Even better than the first-time donor thank-you letter is a welcome packet that provides a little extra information about your organization. Enclose a copy of your most recent newsletter or annual report. Maybe send a sticker or some other small token your new donor can display to show that they are part of your organizational family. Once again, make it memorable! Habitat for Humanity once sent me a small nail as a symbol of welcome. I’ve never forgotten it!

4.    Send a series of new donor welcome emails.

Schedule a series of 2-4 special emails to go out to your new donor over 3-4 weeks. You can let them know that you won’t keep emailing them this frequently, but rather that these emails are a “quick start” to learning more about your important work. This is your opportunity to tell them more about your organization and the impact of their gift.

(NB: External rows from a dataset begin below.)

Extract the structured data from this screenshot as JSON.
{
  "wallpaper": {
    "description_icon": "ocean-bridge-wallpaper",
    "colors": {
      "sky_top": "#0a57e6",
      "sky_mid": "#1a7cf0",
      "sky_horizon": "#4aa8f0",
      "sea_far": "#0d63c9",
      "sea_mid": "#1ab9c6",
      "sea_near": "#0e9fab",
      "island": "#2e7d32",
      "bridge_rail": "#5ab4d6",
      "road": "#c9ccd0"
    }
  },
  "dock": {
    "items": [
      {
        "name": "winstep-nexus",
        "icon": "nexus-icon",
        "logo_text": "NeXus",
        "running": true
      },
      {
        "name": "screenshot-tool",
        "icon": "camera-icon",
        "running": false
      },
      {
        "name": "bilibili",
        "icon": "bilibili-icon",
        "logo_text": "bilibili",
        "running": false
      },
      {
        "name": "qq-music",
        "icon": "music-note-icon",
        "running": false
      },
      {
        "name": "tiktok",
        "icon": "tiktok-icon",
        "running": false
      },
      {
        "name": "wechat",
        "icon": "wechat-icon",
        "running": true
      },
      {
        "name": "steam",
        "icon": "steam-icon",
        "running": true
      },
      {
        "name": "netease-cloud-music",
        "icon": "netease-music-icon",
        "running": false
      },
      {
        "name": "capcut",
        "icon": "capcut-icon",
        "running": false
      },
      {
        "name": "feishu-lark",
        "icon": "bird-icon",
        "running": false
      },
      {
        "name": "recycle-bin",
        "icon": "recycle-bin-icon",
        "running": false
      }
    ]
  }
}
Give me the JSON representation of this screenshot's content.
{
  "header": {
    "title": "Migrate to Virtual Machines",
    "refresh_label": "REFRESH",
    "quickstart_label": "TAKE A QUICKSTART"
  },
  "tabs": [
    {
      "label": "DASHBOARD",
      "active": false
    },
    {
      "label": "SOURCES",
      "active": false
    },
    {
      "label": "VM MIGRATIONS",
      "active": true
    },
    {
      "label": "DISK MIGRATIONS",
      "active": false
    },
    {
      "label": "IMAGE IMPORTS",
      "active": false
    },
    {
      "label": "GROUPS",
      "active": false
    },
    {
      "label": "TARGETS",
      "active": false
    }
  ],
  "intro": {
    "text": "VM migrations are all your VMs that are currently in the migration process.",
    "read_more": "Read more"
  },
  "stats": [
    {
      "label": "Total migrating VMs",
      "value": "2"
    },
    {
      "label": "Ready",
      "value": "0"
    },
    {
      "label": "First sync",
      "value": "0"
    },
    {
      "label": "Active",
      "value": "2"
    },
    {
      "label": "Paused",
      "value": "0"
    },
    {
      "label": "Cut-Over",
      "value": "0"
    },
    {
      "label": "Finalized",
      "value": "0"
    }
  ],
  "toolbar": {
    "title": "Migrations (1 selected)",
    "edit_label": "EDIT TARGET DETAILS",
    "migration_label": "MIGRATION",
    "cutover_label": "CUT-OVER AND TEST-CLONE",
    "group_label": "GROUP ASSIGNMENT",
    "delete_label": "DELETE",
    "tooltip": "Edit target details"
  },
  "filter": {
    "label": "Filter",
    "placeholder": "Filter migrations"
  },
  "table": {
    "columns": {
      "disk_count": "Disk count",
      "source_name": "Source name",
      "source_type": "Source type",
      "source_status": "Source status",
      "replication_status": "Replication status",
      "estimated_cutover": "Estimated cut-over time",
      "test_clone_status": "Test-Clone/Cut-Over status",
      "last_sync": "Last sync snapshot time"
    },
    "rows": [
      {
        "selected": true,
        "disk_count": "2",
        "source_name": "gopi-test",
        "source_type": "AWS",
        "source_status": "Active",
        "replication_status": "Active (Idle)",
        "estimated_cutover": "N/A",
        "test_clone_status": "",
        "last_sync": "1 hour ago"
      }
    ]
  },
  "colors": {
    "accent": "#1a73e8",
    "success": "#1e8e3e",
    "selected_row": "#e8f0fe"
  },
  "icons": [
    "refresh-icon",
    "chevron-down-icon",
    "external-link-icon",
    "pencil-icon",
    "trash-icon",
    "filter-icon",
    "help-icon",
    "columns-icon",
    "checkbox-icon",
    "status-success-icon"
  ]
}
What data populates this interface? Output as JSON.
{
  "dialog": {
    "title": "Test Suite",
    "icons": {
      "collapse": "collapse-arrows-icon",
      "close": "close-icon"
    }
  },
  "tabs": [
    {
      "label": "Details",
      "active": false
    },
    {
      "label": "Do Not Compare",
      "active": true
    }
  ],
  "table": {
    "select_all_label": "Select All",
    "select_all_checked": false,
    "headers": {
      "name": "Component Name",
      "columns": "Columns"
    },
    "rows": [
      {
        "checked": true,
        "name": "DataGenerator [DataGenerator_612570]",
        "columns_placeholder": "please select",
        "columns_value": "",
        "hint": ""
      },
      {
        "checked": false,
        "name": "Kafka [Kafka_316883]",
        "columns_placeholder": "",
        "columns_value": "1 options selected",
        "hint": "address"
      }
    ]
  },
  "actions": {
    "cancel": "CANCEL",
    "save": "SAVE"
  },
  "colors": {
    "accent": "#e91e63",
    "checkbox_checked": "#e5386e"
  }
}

Share stories, use photos and video, and most of all make your donor feel as if they are part of something special.

5.    Personally call new donors to thank and welcome them!

This can be a great task for whoever manages your donor database and creates new accounts for new donors. If they have provided their phone number (you do ask for their phone number, don’t you?), pick up the phone and give them a quick call! Tell them how happy you are that they support your work and provide them with some opportunities to learn more or connect (i.e., “Have you visited our website? Can I add you to our newsletter mailing list? We have an event coming up! I hope to see you there!)

6.    Have board members call and write to thank donors.

Penelope Burke’s extensive donor research revealed that one of the greatest influences on a donor’s decision to give again is having heard from a “volunteer in a leadership position” (that’s you, board members!) A quick call or note from a board member to show appreciation is memorable and can make a real impact on donor retention.

7.    Send an annual mailing to recapture lapsed donors.

The best (and maybe only) time to successfully to recapture a donor that has stopped giving is within 12-18 months of their last gift. If a donor’s giving lapses longer than that, it might be even harder to recapture them than finding a new donor. We recommend a multi-channel appeal sent annually in February to folks who didn’t give last year but have given previously. The goal is to try to recapture as many of those lapsed donors as possible. If you can keep them for another year, they are less likely to lapse in the future.

8.    Convert donors to monthly giving.

The MOST effective donor retention strategy is recurring giving. Monthly donors generally have a 90%+ retention rate, year to year! If you haven’t already created a monthly giving strategy, make that a priority. If you have one, but it is languishing, it is time to refocus and refresh. Promote monthly giving in ALL your channels. You will have a more predictable monthly cash flow and retain more donors over time. 

Have you managed to improve your donor retention rates? Do you have a tip you’d like to share? Let us know what is working for you and you might even get a “Do Gooder Shout Out”!

 Cheers!